(NEWTON, Kansas) Schools for Fair Funding, a coalition of 48 school districts, won a partial victory in the courts today for Kansas public school children. The Kansas Supreme Court on 3.7.14 upheld the Kansas Constitution and ordered the state to pay about $129 million dollars to the schools by July 1, 2014. The balance of requested funding will be determined after a lower court redefines the meaning of “adequate” education. “It’s a good ruling for Kansas public school children and we are grateful,” said SFFF president, Justin Henry, Superintendent of USD 265 in Goddard, KS. “We are hopeful policy makers will now restore funding so we can do the best job possible of preparing our students to live in a complex and challenging world.”
Friday’s Supreme Court decision is the most recent ruling in a series of lawsuits brought against the state starting in the early 1990’s. “More than 20 judges over the past 20 years have consistently ruled that the state is shortchanging the kids of Kansas,” said John Robb, General Counsel for SFFF. “It is again time for the legislature to do what the constitution requires and restore funding to the schools.”
Alan Rupe, Trial Counsel for SFFF said, “Kansas students have a constitutional right to a suitable education. The Kansas Supreme Court has just confirmed what the business community, students, parents, and educators in Kansas all know – we are chronically underfunding public education in Kansas. Our schoolchildren are not getting the education they deserve. The Legislature needs to live up to its constitutional responsibilities before we lose any more kids to an inadequate education. Enough is enough.”
In terms of the ruling, the court affirmed the right of the students and the school districts to take the issue of school funding to the courts. On the issue of funding schools, the court will require the legislature to fund $25.2 million in capital outlay equalization and $103.9 million in Local Option Budget funding by July 1st. Additional funding could be determined after the lower court rules on the definition of “adequacy.”
The court found the lower court did not apply the correct standards as to whether there were adequate resources and whether an adequate education is being provided. The court sent this issue back to the three judge panel to determine whether the adequacy requirement of the constitution is being met. “Based on the correct standards we are confident that the lower court will find again that the state underfunded education,” Robb said.
Schools For Fair Funding, which represents more than one-third of Kansas public school children, also sponsored the Montoy litigation. The issue in that litigation was also whether the state had met its constitutional obligation to make “suitable provision” of resources for K-12. In 2006, as a result of the litigation, the legislature agreed to phase in an additional annual $755 million in school funding over three years. Before the phase-in could be completed the legislature cut over $511 million from the classrooms.

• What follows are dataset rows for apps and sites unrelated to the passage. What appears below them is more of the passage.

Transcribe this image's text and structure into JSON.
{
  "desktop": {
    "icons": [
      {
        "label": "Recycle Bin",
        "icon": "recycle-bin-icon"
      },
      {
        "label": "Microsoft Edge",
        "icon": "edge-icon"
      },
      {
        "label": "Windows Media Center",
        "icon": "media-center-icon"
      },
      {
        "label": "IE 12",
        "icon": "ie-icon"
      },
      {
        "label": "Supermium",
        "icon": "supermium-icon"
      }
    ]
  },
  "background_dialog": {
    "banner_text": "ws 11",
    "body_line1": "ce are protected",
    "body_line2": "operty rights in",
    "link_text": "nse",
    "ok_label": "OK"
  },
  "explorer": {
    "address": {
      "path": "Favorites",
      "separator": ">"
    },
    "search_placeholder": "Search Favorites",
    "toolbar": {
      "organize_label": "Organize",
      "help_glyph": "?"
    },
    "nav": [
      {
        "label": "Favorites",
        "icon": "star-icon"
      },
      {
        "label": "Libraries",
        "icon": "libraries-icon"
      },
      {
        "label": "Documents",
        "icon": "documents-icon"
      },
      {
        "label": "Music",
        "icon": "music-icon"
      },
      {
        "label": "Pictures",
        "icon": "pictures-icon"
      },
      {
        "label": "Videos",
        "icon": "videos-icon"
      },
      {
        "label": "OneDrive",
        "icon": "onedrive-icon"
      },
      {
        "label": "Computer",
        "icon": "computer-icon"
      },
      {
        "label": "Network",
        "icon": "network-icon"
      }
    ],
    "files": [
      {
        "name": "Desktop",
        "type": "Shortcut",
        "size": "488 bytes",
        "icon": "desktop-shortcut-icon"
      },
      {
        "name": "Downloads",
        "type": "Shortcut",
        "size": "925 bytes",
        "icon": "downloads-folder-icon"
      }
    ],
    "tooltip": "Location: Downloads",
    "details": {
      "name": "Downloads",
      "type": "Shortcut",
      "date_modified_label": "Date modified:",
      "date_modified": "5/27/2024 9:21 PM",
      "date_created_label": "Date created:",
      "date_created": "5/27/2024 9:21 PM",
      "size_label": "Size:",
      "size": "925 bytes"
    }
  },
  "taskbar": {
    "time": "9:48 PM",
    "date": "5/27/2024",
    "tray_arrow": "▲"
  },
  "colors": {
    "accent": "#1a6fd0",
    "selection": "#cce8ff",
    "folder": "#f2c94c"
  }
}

SFFF brought the current lawsuit – Gannon vs. State of Kansas – in 2010 following state budget reductions that began in 2009. The suit sought to restore the cuts that have been made to all schools after the legislature failed to abide by the Montoy settlement. The lawsuit also asked to restore funding to constitutionally required levels. A district court unanimously ruled in favor of the school districts. The decision was appealed to the Kansas Supreme Court.
Earlier this year the state also cut income taxes significantly. “The policy makers cut taxes instead of funding public education,” said Shelly Kiblinger, superintendent of USD 308 in Hutchinson and a vice president of SFFF. “Tax cuts are nice, but not at the expense of our children’s essential educational needs. Our public schools know how to educate our students; we just need the funding to do it.”